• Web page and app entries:
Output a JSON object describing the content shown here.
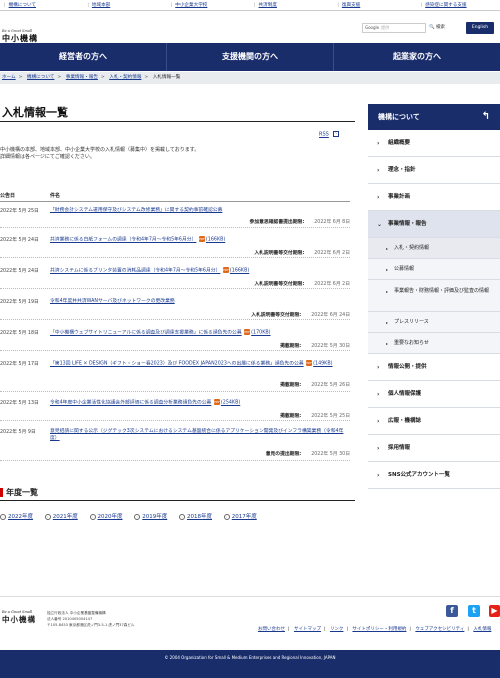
{
  "topnav": [
    {
      "label": "機構について"
    },
    {
      "label": "地域本部"
    },
    {
      "label": "中小企業大学校"
    },
    {
      "label": "共済制度"
    },
    {
      "label": "復興支援"
    },
    {
      "label": "感染症に関する支援"
    }
  ],
  "header": {
    "logo_tagline": "Be a Great Small",
    "logo_name": "中小機構",
    "search_brand": "Google",
    "search_placeholder": "提供",
    "search_button": "検索",
    "lang_button": "English"
  },
  "mainnav": [
    {
      "label": "経営者の方へ"
    },
    {
      "label": "支援機関の方へ"
    },
    {
      "label": "起業家の方へ"
    }
  ],
  "breadcrumb": [
    "ホーム",
    "機構について",
    "事業情報・報告",
    "入札・契約情報",
    "入札情報一覧"
  ],
  "page": {
    "title": "入札情報一覧",
    "rss": "RSS",
    "intro_line1": "中小機構の本部、地域本部、中小企業大学校の入札情報（募集中）を掲載しております。",
    "intro_line2": "詳細情報は各ページにてご確認ください。"
  },
  "table": {
    "col_date": "公告日",
    "col_subject": "件名",
    "rows": [
      {
        "date": "2022年 5月 25日",
        "subject": "「財務会計システム運用保守及びシステム改修業務」に関する契約事前確認公募",
        "status_label": "参加意思確認書提出期限:",
        "status_date": "2022年 6月 8日"
      },
      {
        "date": "2022年 5月 24日",
        "subject": "共済業務に係る白紙フォームの調達（令和4年7月～令和5年6月分）",
        "file": "(166KB)",
        "status_label": "入札説明書等交付期限:",
        "status_date": "2022年 6月 2日"
      },
      {
        "date": "2022年 5月 24日",
        "subject": "共済システムに係るプリンタ装置の消耗品調達（令和4年7月～令和5年6月分）",
        "file": "(166KB)",
        "status_label": "入札説明書等交付期限:",
        "status_date": "2022年 6月 2日"
      },
      {
        "date": "2022年 5月 19日",
        "subject": "令和4年度井共済WANサーバ及びネットワークの更改業務",
        "status_label": "入札説明書等交付期限:",
        "status_date": "2022年 6月 24日"
      },
      {
        "date": "2022年 5月 18日",
        "subject": "「中小機構ウェブサイトリニューアルに係る調査及び調達支援業務」に係る請負先の公募",
        "file": "(170KB)",
        "status_label": "掲載期限:",
        "status_date": "2022年 5月 30日"
      },
      {
        "date": "2022年 5月 17日",
        "subject": "「第13回 LIFE × DESIGN（ギフト・ショー春2023）及び FOODEX JAPAN2023への出展に係る業務」請負先の公募",
        "file": "(149KB)",
        "status_label": "掲載期限:",
        "status_date": "2022年 5月 26日"
      },
      {
        "date": "2022年 5月 13日",
        "subject": "令和4年度中小企業活性化協議会外部評価に係る調査分析業務請負先の公募",
        "file": "(254KB)",
        "status_label": "掲載期限:",
        "status_date": "2022年 5月 25日"
      },
      {
        "date": "2022年 5月 9日",
        "subject": "意見招請に関する公示（ジグテック3次システムにおけるシステム基盤統合に係るアプリケーション開発及びインフラ構築業務（令和4年度）",
        "status_label": "意見の提出期限:",
        "status_date": "2022年 5月 30日"
      }
    ]
  },
  "nendo": {
    "title": "年度一覧",
    "years": [
      "2022年度",
      "2021年度",
      "2020年度",
      "2019年度",
      "2018年度",
      "2017年度"
    ]
  },
  "sidebar": {
    "head": "機構について",
    "back_icon": "↰",
    "items": [
      {
        "label": "組織概要"
      },
      {
        "label": "理念・指針"
      },
      {
        "label": "事業計画"
      },
      {
        "label": "事業情報・報告"
      },
      {
        "label": "入札・契約情報"
      },
      {
        "label": "公募情報"
      },
      {
        "label": "事業報告・財務情報・評価及び監査の情報"
      },
      {
        "label": "プレスリリース"
      },
      {
        "label": "重要なお知らせ"
      },
      {
        "label": "情報公開・提供"
      },
      {
        "label": "個人情報保護"
      },
      {
        "label": "広報・機構誌"
      },
      {
        "label": "採用情報"
      },
      {
        "label": "SNS公式アカウント一覧"
      }
    ]
  },
  "footer": {
    "logo_tagline": "Be a Great Small",
    "logo_name": "中小機構",
    "addr1": "独立行政法人 中小企業基盤整備機構",
    "addr2": "法人番号 2010405004147",
    "addr3": "〒105-8453 東京都港区虎ノ門3-5-1 虎ノ門37森ビル",
    "links": [
      "お問い合わせ",
      "サイトマップ",
      "リンク",
      "サイトポリシー・利用規約",
      "ウェブアクセシビリティ",
      "入札情報"
    ],
    "copyright": "© 2004 Organization for Small & Medium Enterprises and Regional Innovation, JAPAN"
  },
  "colors": {
    "brand": "#1a2d6b",
    "link": "#1a3a8f",
    "pdf": "#e06a1a"
  }
}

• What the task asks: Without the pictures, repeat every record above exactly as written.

• Output:
Output a JSON object describing the content shown here.
{
  "topnav": [
    {
      "label": "機構について"
    },
    {
      "label": "地域本部"
    },
    {
      "label": "中小企業大学校"
    },
    {
      "label": "共済制度"
    },
    {
      "label": "復興支援"
    },
    {
      "label": "感染症に関する支援"
    }
  ],
  "header": {
    "logo_tagline": "Be a Great Small",
    "logo_name": "中小機構",
    "search_brand": "Google",
    "search_placeholder": "提供",
    "search_button": "検索",
    "lang_button": "English"
  },
  "mainnav": [
    {
      "label": "経営者の方へ"
    },
    {
      "label": "支援機関の方へ"
    },
    {
      "label": "起業家の方へ"
    }
  ],
  "breadcrumb": [
    "ホーム",
    "機構について",
    "事業情報・報告",
    "入札・契約情報",
    "入札情報一覧"
  ],
  "page": {
    "title": "入札情報一覧",
    "rss": "RSS",
    "intro_line1": "中小機構の本部、地域本部、中小企業大学校の入札情報（募集中）を掲載しております。",
    "intro_line2": "詳細情報は各ページにてご確認ください。"
  },
  "table": {
    "col_date": "公告日",
    "col_subject": "件名",
    "rows": [
      {
        "date": "2022年 5月 25日",
        "subject": "「財務会計システム運用保守及びシステム改修業務」に関する契約事前確認公募",
        "status_label": "参加意思確認書提出期限:",
        "status_date": "2022年 6月 8日"
      },
      {
        "date": "2022年 5月 24日",
        "subject": "共済業務に係る白紙フォームの調達（令和4年7月～令和5年6月分）",
        "file": "(166KB)",
        "status_label": "入札説明書等交付期限:",
        "status_date": "2022年 6月 2日"
      },
      {
        "date": "2022年 5月 24日",
        "subject": "共済システムに係るプリンタ装置の消耗品調達（令和4年7月～令和5年6月分）",
        "file": "(166KB)",
        "status_label": "入札説明書等交付期限:",
        "status_date": "2022年 6月 2日"
      },
      {
        "date": "2022年 5月 19日",
        "subject": "令和4年度井共済WANサーバ及びネットワークの更改業務",
        "status_label": "入札説明書等交付期限:",
        "status_date": "2022年 6月 24日"
      },
      {
        "date": "2022年 5月 18日",
        "subject": "「中小機構ウェブサイトリニューアルに係る調査及び調達支援業務」に係る請負先の公募",
        "file": "(170KB)",
        "status_label": "掲載期限:",
        "status_date": "2022年 5月 30日"
      },
      {
        "date": "2022年 5月 17日",
        "subject": "「第13回 LIFE × DESIGN（ギフト・ショー春2023）及び FOODEX JAPAN2023への出展に係る業務」請負先の公募",
        "file": "(149KB)",
        "status_label": "掲載期限:",
        "status_date": "2022年 5月 26日"
      },
      {
        "date": "2022年 5月 13日",
        "subject": "令和4年度中小企業活性化協議会外部評価に係る調査分析業務請負先の公募",
        "file": "(254KB)",
        "status_label": "掲載期限:",
        "status_date": "2022年 5月 25日"
      },
      {
        "date": "2022年 5月 9日",
        "subject": "意見招請に関する公示（ジグテック3次システムにおけるシステム基盤統合に係るアプリケーション開発及びインフラ構築業務（令和4年度）",
        "status_label": "意見の提出期限:",
        "status_date": "2022年 5月 30日"
      }
    ]
  },
  "nendo": {
    "title": "年度一覧",
    "years": [
      "2022年度",
      "2021年度",
      "2020年度",
      "2019年度",
      "2018年度",
      "2017年度"
    ]
  },
  "sidebar": {
    "head": "機構について",
    "back_icon": "↰",
    "items": [
      {
        "label": "組織概要"
      },
      {
        "label": "理念・指針"
      },
      {
        "label": "事業計画"
      },
      {
        "label": "事業情報・報告"
      },
      {
        "label": "入札・契約情報"
      },
      {
        "label": "公募情報"
      },
      {
        "label": "事業報告・財務情報・評価及び監査の情報"
      },
      {
        "label": "プレスリリース"
      },
      {
        "label": "重要なお知らせ"
      },
      {
        "label": "情報公開・提供"
      },
      {
        "label": "個人情報保護"
      },
      {
        "label": "広報・機構誌"
      },
      {
        "label": "採用情報"
      },
      {
        "label": "SNS公式アカウント一覧"
      }
    ]
  },
  "footer": {
    "logo_tagline": "Be a Great Small",
    "logo_name": "中小機構",
    "addr1": "独立行政法人 中小企業基盤整備機構",
    "addr2": "法人番号 2010405004147",
    "addr3": "〒105-8453 東京都港区虎ノ門3-5-1 虎ノ門37森ビル",
    "links": [
      "お問い合わせ",
      "サイトマップ",
      "リンク",
      "サイトポリシー・利用規約",
      "ウェブアクセシビリティ",
      "入札情報"
    ],
    "copyright": "© 2004 Organization for Small & Medium Enterprises and Regional Innovation, JAPAN"
  },
  "colors": {
    "brand": "#1a2d6b",
    "link": "#1a3a8f",
    "pdf": "#e06a1a"
  }
}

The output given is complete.